-- Work request --
Each line of the data below that holds the word "test" is to be reported in full.

╔══

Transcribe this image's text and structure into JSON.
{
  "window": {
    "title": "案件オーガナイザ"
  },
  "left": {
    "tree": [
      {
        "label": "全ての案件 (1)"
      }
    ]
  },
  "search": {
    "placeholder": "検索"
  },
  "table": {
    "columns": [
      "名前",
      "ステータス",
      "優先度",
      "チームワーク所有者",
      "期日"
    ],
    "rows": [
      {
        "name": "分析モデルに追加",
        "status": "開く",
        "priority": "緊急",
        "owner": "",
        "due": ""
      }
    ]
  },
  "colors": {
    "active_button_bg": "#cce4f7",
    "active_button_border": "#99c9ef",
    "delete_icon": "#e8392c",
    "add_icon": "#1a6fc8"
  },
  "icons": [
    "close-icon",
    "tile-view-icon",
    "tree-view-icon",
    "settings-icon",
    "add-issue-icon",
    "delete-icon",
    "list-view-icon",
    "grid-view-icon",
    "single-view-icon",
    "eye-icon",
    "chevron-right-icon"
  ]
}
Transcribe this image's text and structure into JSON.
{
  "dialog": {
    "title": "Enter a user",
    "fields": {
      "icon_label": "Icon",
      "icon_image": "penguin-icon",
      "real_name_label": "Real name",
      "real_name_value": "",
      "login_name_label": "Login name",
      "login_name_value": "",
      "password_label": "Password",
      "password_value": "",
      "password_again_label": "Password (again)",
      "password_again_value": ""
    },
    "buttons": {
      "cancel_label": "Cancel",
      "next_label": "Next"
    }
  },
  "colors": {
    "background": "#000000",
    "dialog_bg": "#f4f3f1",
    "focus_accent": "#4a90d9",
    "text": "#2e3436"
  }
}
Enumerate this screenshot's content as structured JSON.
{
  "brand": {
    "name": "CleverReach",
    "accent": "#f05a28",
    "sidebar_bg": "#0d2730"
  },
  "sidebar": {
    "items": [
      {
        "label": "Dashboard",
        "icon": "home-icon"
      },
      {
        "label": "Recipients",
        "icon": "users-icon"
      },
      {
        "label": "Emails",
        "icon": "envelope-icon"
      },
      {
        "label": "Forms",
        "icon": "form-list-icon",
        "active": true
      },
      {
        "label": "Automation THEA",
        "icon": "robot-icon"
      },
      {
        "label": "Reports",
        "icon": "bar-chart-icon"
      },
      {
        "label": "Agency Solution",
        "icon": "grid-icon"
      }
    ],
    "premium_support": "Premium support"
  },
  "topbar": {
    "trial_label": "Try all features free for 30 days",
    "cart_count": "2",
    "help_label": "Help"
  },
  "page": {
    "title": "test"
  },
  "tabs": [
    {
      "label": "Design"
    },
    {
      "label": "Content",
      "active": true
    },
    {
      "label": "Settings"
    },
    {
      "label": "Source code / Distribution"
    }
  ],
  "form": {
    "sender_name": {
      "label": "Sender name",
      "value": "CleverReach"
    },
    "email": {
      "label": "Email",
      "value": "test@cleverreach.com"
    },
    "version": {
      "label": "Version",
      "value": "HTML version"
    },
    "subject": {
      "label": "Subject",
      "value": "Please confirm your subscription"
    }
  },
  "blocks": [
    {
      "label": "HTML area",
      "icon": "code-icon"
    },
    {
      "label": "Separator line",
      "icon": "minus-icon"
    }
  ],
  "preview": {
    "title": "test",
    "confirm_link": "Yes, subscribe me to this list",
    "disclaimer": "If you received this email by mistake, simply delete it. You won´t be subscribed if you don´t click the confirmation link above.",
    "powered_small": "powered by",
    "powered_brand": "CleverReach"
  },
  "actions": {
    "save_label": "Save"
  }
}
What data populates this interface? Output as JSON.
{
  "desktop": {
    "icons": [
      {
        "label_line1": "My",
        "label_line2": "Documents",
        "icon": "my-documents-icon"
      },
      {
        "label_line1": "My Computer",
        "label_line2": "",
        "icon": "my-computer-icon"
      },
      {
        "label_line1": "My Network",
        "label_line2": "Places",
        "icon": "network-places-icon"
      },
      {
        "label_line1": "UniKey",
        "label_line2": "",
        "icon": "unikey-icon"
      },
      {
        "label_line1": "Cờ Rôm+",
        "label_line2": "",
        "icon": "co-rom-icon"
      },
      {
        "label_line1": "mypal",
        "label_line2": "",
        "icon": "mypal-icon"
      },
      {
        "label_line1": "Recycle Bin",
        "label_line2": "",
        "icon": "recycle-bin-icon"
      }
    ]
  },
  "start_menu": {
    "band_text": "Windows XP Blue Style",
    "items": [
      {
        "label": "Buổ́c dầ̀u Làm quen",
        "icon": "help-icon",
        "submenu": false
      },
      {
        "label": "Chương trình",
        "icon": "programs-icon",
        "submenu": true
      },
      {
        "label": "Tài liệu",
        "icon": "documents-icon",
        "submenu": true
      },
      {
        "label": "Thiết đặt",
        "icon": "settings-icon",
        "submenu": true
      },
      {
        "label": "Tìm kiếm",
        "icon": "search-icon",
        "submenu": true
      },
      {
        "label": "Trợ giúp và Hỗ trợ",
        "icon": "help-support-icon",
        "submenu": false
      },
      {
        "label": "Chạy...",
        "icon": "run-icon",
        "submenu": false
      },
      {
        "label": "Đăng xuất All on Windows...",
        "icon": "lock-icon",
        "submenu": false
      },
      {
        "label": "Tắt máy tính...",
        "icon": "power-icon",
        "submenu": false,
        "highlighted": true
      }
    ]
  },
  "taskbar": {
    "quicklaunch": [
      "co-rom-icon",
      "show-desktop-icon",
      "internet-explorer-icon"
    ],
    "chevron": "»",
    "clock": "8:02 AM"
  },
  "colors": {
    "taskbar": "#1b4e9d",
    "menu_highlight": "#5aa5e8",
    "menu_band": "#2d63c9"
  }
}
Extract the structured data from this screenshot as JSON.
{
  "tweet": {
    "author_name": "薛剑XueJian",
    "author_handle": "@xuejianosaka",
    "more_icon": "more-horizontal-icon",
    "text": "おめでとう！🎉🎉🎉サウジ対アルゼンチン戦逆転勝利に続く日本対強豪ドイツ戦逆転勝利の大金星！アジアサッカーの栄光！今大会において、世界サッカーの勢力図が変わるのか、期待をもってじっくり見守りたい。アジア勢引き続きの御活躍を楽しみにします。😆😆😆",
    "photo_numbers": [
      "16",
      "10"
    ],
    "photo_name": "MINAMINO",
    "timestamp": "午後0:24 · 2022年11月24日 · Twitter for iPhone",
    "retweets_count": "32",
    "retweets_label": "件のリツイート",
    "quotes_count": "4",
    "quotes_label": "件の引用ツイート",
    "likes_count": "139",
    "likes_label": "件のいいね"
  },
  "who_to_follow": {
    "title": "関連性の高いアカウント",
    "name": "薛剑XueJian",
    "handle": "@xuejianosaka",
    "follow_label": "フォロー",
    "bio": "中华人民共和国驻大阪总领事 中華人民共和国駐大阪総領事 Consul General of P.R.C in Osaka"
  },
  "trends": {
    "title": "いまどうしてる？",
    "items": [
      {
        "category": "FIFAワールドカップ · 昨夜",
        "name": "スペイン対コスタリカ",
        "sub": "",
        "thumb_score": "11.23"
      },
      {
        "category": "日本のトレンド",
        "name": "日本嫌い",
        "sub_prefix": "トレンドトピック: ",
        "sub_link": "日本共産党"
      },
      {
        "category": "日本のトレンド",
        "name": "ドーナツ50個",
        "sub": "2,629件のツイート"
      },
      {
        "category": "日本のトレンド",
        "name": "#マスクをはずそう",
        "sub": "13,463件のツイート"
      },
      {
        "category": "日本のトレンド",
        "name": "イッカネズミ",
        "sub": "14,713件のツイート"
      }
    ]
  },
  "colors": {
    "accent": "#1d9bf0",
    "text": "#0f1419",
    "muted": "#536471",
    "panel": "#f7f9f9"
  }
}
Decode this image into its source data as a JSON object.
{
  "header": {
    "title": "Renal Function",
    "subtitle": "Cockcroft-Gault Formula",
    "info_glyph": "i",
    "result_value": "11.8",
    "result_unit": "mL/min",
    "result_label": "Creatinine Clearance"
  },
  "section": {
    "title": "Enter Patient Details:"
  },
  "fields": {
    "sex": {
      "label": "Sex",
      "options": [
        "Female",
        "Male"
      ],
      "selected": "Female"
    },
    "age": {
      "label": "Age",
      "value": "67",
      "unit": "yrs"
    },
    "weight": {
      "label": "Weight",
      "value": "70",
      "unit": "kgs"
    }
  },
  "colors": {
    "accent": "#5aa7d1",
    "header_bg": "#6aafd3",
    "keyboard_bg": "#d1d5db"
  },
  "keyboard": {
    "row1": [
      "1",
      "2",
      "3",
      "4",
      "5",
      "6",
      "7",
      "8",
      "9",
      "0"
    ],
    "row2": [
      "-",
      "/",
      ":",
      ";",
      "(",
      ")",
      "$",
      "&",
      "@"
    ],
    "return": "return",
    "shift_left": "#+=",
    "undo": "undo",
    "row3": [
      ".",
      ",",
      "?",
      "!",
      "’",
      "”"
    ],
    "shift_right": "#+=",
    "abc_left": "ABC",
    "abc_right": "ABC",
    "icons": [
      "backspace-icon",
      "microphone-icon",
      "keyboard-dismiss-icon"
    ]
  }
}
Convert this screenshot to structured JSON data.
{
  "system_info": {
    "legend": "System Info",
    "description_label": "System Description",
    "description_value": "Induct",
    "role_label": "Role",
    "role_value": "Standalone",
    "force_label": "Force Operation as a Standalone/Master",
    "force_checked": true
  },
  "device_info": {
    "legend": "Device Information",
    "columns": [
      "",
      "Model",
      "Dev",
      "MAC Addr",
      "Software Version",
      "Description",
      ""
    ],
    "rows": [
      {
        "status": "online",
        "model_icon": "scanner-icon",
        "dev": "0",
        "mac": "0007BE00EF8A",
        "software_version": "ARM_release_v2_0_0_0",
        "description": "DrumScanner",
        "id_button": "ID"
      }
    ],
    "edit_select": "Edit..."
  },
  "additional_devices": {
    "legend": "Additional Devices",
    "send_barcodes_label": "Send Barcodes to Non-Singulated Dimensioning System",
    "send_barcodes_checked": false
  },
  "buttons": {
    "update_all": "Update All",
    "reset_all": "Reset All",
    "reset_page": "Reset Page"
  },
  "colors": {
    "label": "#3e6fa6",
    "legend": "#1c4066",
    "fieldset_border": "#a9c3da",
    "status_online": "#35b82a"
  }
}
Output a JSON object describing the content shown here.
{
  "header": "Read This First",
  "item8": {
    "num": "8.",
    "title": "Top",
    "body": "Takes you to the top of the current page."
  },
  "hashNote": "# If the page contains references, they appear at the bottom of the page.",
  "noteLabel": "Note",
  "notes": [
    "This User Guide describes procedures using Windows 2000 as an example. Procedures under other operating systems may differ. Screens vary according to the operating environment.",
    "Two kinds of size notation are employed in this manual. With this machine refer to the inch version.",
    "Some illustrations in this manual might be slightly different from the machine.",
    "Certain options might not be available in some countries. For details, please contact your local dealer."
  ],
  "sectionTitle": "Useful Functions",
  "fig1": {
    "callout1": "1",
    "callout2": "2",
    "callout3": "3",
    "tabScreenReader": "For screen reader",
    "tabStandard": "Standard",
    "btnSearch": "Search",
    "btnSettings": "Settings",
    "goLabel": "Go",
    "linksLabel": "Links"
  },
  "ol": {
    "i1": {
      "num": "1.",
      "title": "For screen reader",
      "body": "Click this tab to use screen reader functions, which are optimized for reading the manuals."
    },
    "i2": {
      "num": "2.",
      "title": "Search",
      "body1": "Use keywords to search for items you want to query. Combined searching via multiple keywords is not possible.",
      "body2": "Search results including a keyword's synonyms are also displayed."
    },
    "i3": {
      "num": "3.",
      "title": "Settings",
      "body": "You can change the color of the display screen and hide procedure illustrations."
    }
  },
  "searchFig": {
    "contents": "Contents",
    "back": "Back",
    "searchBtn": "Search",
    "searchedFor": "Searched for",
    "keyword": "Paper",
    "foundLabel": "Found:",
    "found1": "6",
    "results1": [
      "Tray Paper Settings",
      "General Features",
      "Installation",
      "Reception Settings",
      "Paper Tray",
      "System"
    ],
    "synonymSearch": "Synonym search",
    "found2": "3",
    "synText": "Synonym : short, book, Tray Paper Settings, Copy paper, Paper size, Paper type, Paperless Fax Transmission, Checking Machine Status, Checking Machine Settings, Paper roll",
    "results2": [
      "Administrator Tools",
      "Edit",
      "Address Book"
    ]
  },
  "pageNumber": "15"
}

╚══

-- Solution for this exercise --
    "title": "test"
      "value": "test@cleverreach.com"
    "title": "test",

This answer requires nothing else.